There are, as you know, more Muslims in Asia than in the Middle East. The faithful comprise a quarter of mankind, for whom Muhammad, says Chelek, “fulfils the monotheistic tradition started by his predecessors Adam, Abraham, Moses and Jesus.” “Mohammad,” he adds, “is a universal Prophet and lawgiver,” but “he was also a warrior and fine strategist.”

The Qur’an, which I may avoid in my treatment of Cairo (allowing its text instead merely to underlie my treatment of “the mother of all cities”), “in the eyes of Muslim esotericists, is embodied in the mushaf,” regarded as “only the visible copy.” It represents “in ‘perspicuous’ Arabic the divine archetype of that materia prima which has been safeguarded for all eternity.”

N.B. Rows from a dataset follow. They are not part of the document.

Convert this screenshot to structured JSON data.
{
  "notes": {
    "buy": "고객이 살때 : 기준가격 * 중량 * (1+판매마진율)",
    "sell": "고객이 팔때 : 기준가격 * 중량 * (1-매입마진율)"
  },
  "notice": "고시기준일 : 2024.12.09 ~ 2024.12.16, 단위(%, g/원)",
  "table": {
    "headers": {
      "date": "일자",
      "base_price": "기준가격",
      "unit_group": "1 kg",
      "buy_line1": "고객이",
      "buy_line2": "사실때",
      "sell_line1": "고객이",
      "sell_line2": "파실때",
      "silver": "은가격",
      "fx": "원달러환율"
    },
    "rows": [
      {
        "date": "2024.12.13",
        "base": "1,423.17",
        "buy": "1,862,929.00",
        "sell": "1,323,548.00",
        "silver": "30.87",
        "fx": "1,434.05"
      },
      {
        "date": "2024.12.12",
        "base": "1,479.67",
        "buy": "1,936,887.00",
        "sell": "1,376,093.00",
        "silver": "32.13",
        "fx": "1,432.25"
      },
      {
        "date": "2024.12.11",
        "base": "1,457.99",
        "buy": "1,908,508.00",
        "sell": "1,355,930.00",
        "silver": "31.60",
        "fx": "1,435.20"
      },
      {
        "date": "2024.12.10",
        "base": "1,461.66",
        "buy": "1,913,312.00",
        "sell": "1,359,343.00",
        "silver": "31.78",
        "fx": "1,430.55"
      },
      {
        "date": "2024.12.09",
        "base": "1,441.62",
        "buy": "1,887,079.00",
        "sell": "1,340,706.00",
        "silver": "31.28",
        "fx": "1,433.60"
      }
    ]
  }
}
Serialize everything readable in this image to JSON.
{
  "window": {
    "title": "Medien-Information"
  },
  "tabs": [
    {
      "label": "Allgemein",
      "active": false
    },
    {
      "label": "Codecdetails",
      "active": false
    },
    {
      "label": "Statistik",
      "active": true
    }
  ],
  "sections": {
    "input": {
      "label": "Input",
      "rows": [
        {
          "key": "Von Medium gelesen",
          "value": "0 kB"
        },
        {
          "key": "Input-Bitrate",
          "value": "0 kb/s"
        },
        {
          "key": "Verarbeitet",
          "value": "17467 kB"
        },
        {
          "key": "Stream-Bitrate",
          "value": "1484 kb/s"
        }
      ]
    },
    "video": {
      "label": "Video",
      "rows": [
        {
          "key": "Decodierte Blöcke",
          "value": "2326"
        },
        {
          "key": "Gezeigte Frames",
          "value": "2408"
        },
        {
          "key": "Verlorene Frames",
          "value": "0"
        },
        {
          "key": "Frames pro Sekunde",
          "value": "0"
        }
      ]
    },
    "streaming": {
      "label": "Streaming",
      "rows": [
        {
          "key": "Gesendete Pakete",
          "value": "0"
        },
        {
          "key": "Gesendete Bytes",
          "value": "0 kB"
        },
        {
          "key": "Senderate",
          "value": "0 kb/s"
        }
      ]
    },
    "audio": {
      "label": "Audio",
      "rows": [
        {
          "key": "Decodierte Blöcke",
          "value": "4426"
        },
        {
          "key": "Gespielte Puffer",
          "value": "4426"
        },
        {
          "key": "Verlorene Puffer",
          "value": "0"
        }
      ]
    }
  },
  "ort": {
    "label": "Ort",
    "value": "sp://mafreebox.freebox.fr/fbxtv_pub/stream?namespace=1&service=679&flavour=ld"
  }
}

Rather than plowing my way through the text of the Qur’an, I will likely use a condensation, called The Wisdom of the Koran, and perhaps supplement my reading of these excerpts with Muhammad Abdel Haleem’s Understanding The Qur’an: Themes and Style, another book that I recently found in Pattaya. I may turn to the waiters in these restaurants for more help.

Yesterday I had dinner at a restaurant, where the young Thai waitresses all spoke German. I was taken there by a new German friend who has included on his web site the properties that Jacob and I own. Earlier in the day at a Jomtien restaurant I had a conversation in French with a Parisian. I frequent an Indian restaurant whose proprietor speaks both Tamil and Hindi.

With warm best wishes,

As always,